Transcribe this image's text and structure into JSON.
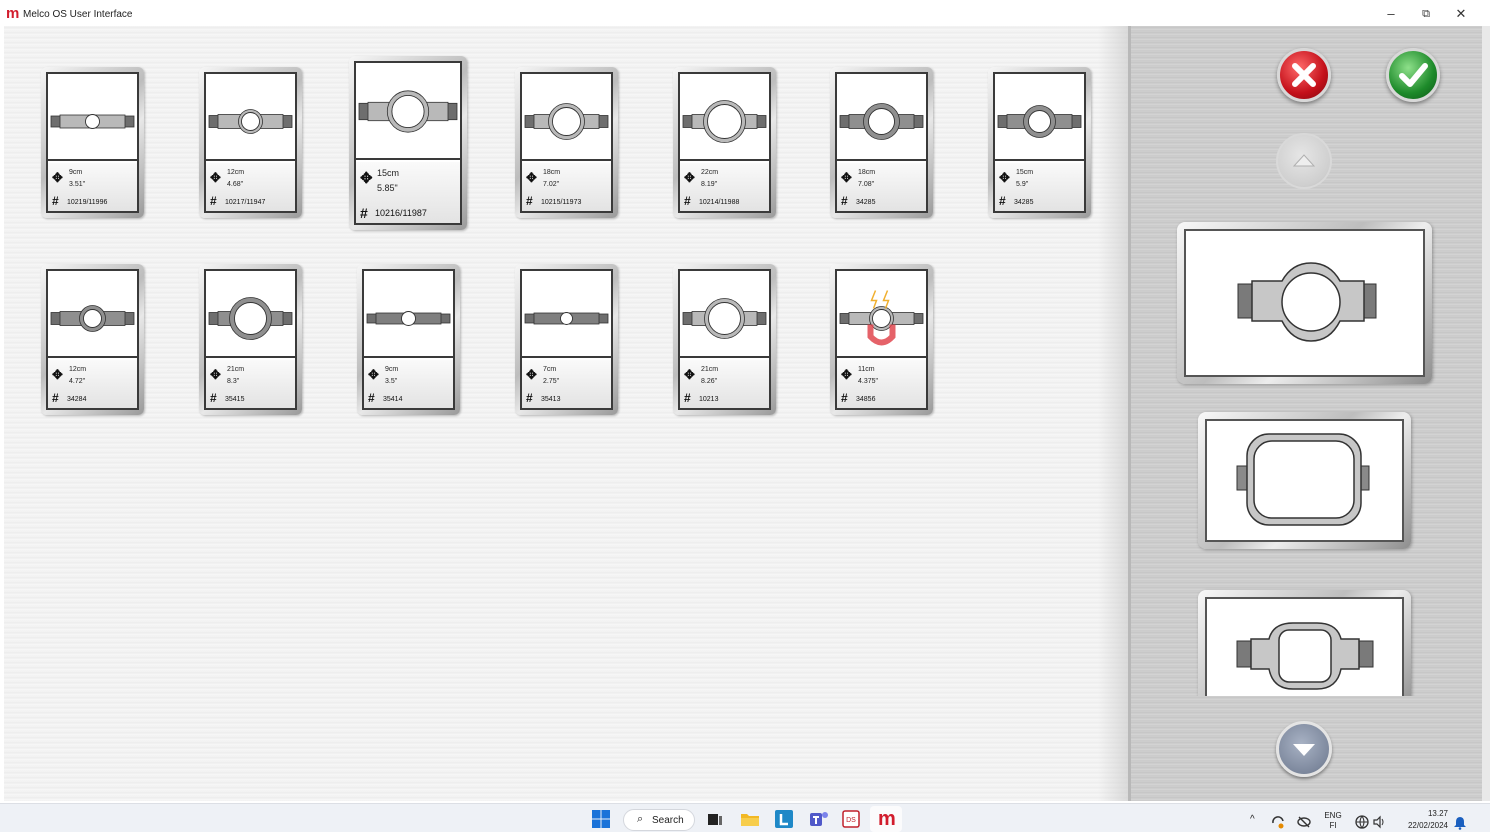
{
  "window": {
    "title": "Melco OS User Interface",
    "logo_letter": "m",
    "minimize": "–",
    "maximize": "⧉",
    "close": "✕"
  },
  "hoops": [
    {
      "dim_cm": "9cm",
      "dim_in": "3.51\"",
      "part": "10219/11996",
      "shape": "small-round",
      "selected": false
    },
    {
      "dim_cm": "12cm",
      "dim_in": "4.68\"",
      "part": "10217/11947",
      "shape": "round-12",
      "selected": false
    },
    {
      "dim_cm": "15cm",
      "dim_in": "5.85\"",
      "part": "10216/11987",
      "shape": "round-15",
      "selected": true
    },
    {
      "dim_cm": "18cm",
      "dim_in": "7.02\"",
      "part": "10215/11973",
      "shape": "round-18",
      "selected": false
    },
    {
      "dim_cm": "22cm",
      "dim_in": "8.19\"",
      "part": "10214/11988",
      "shape": "round-22",
      "selected": false
    },
    {
      "dim_cm": "18cm",
      "dim_in": "7.08\"",
      "part": "34285",
      "shape": "round-18-thick",
      "selected": false
    },
    {
      "dim_cm": "15cm",
      "dim_in": "5.9\"",
      "part": "34285",
      "shape": "round-15-thick",
      "selected": false
    },
    {
      "dim_cm": "12cm",
      "dim_in": "4.72\"",
      "part": "34284",
      "shape": "round-12-thick",
      "selected": false
    },
    {
      "dim_cm": "21cm",
      "dim_in": "8.3\"",
      "part": "35415",
      "shape": "round-21-thick",
      "selected": false
    },
    {
      "dim_cm": "9cm",
      "dim_in": "3.5\"",
      "part": "35414",
      "shape": "small-dark",
      "selected": false
    },
    {
      "dim_cm": "7cm",
      "dim_in": "2.75\"",
      "part": "35413",
      "shape": "tiny-dark",
      "selected": false
    },
    {
      "dim_cm": "21cm",
      "dim_in": "8.26\"",
      "part": "10213",
      "shape": "round-21",
      "selected": false
    },
    {
      "dim_cm": "11cm",
      "dim_in": "4.375\"",
      "part": "34856",
      "shape": "magnetic",
      "selected": false
    }
  ],
  "side_panel": {
    "cancel_icon": "close-icon",
    "ok_icon": "checkmark-icon",
    "scroll_up_icon": "chevron-up-icon",
    "scroll_down_icon": "chevron-down-icon",
    "hoop_types": [
      "round-hoop",
      "rectangular-hoop",
      "square-hoop"
    ]
  },
  "taskbar": {
    "search_label": "Search",
    "language": "ENG",
    "region": "FI",
    "time": "13.27",
    "date": "22/02/2024"
  },
  "colors": {
    "brand": "#d21d2d",
    "cancel": "#c4101a",
    "ok": "#1d8a2a"
  }
}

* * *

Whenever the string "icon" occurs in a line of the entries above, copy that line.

    "cancel_icon": "close-icon",
    "ok_icon": "checkmark-icon",
    "scroll_up_icon": "chevron-up-icon",
    "scroll_down_icon": "chevron-down-icon",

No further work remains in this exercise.